*** Opening of Exercise data ***
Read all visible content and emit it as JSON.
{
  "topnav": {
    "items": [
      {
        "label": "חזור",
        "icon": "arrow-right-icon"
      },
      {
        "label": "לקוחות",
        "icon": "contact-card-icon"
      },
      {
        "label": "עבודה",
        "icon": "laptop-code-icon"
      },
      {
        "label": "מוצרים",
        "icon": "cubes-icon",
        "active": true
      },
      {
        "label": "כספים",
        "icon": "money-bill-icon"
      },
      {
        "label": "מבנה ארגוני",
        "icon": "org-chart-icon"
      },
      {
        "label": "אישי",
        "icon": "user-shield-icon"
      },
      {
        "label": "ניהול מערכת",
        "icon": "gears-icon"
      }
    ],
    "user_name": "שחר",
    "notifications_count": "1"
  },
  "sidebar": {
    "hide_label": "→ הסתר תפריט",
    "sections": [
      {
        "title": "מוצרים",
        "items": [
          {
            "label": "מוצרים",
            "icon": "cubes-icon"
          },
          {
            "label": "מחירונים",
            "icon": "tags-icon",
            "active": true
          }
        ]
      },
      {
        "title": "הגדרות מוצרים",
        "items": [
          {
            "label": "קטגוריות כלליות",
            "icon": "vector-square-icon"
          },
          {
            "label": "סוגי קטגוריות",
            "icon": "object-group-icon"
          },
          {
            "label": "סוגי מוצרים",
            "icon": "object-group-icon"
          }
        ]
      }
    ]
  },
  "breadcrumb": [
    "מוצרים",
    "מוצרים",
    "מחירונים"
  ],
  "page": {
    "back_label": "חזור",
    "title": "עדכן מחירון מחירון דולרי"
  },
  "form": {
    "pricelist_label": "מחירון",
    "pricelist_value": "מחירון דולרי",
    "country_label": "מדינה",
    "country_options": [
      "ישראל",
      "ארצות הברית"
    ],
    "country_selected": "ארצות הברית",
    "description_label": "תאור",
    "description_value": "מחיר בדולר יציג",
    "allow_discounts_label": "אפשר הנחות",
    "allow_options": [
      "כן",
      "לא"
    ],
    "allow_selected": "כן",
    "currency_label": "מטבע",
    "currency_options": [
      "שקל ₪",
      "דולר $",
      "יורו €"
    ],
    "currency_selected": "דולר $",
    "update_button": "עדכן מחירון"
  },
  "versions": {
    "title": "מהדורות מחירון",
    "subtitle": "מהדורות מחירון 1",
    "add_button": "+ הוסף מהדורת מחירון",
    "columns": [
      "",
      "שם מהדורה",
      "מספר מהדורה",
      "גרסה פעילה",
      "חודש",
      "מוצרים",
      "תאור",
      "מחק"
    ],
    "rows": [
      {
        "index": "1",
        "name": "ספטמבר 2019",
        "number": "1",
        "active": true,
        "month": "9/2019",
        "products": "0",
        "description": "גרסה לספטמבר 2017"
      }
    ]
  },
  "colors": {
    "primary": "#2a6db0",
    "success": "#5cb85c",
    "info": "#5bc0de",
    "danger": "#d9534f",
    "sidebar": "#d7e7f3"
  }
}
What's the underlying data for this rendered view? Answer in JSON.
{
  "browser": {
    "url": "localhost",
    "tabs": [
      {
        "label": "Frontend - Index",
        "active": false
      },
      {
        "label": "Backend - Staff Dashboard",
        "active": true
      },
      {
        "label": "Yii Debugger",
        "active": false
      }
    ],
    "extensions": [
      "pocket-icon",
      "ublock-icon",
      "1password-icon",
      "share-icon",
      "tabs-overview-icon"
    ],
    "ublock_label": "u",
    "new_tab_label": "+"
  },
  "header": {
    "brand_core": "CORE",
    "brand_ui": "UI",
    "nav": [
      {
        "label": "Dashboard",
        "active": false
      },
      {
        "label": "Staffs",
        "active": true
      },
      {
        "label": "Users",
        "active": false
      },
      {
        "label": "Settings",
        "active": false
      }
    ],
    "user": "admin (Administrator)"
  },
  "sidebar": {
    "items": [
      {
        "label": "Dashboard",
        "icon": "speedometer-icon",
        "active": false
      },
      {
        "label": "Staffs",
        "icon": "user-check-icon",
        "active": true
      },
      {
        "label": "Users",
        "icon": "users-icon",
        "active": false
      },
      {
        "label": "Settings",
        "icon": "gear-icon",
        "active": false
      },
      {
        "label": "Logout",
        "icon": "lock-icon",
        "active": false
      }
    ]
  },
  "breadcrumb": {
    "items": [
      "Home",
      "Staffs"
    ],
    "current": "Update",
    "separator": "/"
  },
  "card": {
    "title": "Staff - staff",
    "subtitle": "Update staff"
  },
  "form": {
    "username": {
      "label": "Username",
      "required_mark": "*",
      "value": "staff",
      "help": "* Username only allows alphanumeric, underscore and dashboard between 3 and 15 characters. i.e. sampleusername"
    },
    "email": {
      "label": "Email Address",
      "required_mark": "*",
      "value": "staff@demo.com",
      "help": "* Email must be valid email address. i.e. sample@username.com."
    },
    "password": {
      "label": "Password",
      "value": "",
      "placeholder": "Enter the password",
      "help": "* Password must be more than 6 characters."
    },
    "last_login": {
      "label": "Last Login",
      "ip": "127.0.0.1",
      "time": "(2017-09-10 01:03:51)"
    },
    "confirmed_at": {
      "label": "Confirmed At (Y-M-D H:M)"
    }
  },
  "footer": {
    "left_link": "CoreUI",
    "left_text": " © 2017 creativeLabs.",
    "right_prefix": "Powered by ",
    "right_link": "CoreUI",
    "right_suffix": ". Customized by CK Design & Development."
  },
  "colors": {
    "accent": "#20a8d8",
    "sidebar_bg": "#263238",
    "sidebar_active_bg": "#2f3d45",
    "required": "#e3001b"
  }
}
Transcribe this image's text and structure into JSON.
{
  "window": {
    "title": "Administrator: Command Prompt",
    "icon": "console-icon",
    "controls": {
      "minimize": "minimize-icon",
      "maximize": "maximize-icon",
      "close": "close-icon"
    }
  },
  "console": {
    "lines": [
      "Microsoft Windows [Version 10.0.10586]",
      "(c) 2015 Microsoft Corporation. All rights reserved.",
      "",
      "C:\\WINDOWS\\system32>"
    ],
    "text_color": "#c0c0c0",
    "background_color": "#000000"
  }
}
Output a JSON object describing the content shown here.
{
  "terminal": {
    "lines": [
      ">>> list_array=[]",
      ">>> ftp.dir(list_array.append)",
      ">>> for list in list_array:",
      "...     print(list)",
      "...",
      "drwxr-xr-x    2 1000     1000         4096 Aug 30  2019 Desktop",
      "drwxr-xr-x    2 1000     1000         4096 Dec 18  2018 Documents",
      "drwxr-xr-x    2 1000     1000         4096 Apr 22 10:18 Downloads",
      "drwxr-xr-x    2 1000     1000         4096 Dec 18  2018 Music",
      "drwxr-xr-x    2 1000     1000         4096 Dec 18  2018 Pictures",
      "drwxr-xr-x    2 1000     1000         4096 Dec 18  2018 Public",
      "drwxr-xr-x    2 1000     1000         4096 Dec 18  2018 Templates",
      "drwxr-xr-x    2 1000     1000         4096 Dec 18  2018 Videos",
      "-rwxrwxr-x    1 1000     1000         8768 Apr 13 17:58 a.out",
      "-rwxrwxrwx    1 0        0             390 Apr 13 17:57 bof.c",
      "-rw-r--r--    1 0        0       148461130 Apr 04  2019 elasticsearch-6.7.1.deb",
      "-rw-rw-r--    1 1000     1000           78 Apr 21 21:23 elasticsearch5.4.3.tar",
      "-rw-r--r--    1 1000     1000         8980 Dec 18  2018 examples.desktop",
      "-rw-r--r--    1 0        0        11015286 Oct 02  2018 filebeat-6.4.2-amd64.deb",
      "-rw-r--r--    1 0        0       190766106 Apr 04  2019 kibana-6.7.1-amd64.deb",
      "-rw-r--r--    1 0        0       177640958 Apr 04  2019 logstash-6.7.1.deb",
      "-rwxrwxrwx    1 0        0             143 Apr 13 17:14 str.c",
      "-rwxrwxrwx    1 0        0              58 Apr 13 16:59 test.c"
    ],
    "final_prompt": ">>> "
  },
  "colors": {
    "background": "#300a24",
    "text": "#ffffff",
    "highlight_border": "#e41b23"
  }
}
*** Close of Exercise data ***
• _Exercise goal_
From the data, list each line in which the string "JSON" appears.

• _Response to this task_
Read all visible content and emit it as JSON.
What's the underlying data for this rendered view? Answer in JSON.
Transcribe this image's text and structure into JSON.
Output a JSON object describing the content shown here.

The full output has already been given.